Minis abounded at Caffeine & Carburetors. (Jim Motavalli photo)
A beautiful red 1963 Mercury Comet S-22 convertible with bucket seats and a console reminded me of the 1964 Comet Caliente ragtop I used to own. I’ve had a lot of cars!
The 1963 Mercury Comet S-22 convertible was a “compact” in its day. (Jim Motavalli photo)
The graceful BMW 1600 GT was the direct precursor of the 1967 BMW 1600 that was my first foreign car—thanks, Aunt Katie!
The rare BMW 1600 GT led directly to the 1600 and 2002 models. (Jim Motavalli photo)
The 1600 GT was parked, appropriately, next to a Glas 1300 GT convertible—a truly rare car. This one was from before BMW acquired the Glas business and rebadged the cars. Glas produced 5,376 GTs, of which only 363 were the cabriolet. BMW then built a further 1,259.
The Jolly is minus its distinctive fringed top. (Jim Motavalli photo)
Three Fiat 500/600s in a row included the scarce surrey-top “Jolly” version for yacht-tender beach town use that have been doing quite well at auction. The bikini top is fringed, and the seats are rattan. Somebody recently paid $156,800 for one of these.
One of three Lucid Airs on the premises. (Jim Motavalli photo)

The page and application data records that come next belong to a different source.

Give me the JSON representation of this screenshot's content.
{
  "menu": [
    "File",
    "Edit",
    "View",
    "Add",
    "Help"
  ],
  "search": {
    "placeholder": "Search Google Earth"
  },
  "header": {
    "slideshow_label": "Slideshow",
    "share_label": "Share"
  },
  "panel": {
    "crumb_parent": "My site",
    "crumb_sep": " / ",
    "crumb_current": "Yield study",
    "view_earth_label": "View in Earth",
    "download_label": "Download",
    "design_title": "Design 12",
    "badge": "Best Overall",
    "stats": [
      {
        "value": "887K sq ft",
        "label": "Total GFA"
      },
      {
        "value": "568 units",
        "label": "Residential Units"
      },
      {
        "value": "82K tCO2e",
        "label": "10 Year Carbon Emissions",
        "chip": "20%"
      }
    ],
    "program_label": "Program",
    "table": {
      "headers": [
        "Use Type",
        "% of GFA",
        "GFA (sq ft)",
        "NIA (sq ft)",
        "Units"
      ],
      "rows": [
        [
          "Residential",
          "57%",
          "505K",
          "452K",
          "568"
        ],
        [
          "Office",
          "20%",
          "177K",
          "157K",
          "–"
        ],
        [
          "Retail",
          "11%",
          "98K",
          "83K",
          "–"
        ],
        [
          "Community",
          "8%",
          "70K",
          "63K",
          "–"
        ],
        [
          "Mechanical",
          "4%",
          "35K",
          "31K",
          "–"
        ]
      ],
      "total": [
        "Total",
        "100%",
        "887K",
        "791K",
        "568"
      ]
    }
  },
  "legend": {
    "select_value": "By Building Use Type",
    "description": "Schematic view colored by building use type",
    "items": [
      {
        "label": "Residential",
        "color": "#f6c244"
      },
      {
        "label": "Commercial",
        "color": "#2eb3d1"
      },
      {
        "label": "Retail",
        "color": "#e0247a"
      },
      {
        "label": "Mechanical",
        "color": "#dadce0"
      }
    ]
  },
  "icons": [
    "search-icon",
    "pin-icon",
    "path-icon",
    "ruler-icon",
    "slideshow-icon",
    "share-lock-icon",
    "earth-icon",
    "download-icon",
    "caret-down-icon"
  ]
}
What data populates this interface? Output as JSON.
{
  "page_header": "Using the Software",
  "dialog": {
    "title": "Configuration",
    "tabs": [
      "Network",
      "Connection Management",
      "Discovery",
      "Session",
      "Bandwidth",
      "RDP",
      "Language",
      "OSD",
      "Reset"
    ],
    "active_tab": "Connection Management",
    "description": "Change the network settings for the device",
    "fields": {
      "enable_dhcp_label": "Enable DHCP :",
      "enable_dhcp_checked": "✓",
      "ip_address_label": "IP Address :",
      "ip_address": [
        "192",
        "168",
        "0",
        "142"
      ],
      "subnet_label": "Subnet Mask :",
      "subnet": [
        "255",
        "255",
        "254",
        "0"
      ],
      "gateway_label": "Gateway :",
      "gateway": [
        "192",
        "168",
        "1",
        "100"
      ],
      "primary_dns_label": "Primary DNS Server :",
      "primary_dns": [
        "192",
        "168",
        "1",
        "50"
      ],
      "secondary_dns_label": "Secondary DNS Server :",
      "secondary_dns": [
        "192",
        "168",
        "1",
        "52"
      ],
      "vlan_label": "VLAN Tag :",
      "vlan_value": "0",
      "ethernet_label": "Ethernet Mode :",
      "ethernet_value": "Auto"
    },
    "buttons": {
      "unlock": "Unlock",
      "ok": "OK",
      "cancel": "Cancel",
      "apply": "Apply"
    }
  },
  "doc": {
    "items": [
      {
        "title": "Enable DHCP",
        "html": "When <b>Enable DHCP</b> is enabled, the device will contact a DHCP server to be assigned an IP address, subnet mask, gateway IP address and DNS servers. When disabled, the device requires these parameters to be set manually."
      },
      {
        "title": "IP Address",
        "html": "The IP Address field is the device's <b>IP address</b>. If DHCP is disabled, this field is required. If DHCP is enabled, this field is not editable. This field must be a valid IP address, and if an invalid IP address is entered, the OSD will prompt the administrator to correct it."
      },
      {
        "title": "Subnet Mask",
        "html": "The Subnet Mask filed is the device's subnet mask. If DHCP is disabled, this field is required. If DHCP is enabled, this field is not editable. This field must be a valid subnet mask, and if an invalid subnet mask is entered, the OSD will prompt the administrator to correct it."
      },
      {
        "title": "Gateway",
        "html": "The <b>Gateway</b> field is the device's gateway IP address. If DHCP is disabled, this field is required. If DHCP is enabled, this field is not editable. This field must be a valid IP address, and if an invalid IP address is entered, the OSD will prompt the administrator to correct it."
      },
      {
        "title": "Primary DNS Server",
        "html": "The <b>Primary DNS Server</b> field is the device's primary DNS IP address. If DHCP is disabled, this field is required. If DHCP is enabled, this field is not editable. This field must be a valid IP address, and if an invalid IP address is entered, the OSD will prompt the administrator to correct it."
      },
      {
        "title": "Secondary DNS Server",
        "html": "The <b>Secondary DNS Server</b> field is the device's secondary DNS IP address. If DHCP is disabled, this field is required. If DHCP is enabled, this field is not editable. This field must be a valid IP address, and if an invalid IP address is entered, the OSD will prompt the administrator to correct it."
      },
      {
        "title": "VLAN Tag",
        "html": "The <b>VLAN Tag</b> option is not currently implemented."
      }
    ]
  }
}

Lucid had a whole team, with jacketed staff and three Air cars, Grand Touring and Pure models. It was smart marketing—the New Canaan attendees, many of them with kids and dogs, could afford a Lucid Air electric car. “We wanted to get the car out there, to let people know what Lucid is,” said a genial fellow who wanted to be known only as Tim. Those Grand Touring cars will wow owners of Teslas—they have 516-mile range and 2.5-second zero to 60 times.
His and hers DeLoreans. (Jim Motavalli photo)
Other cool cars: a 1914 Cadillac, a stately Buick Electra 225 from maybe 1965, an Austin-Healey 3000 (for sale) definitely from 1965, a lowered and customized bright green Mazda Miata, a his-and-her pair of DeLoreans, fleets of Porsches—really, a lot of Porsches!
Would I do this to my own Miata? No, but it’s cool anyway. (Jim Motavalli photo)
The next Caffeine & Carburetors is September 17. Listen for the sharp commentary from former radio DJ Peter Bush. He’s very well informed!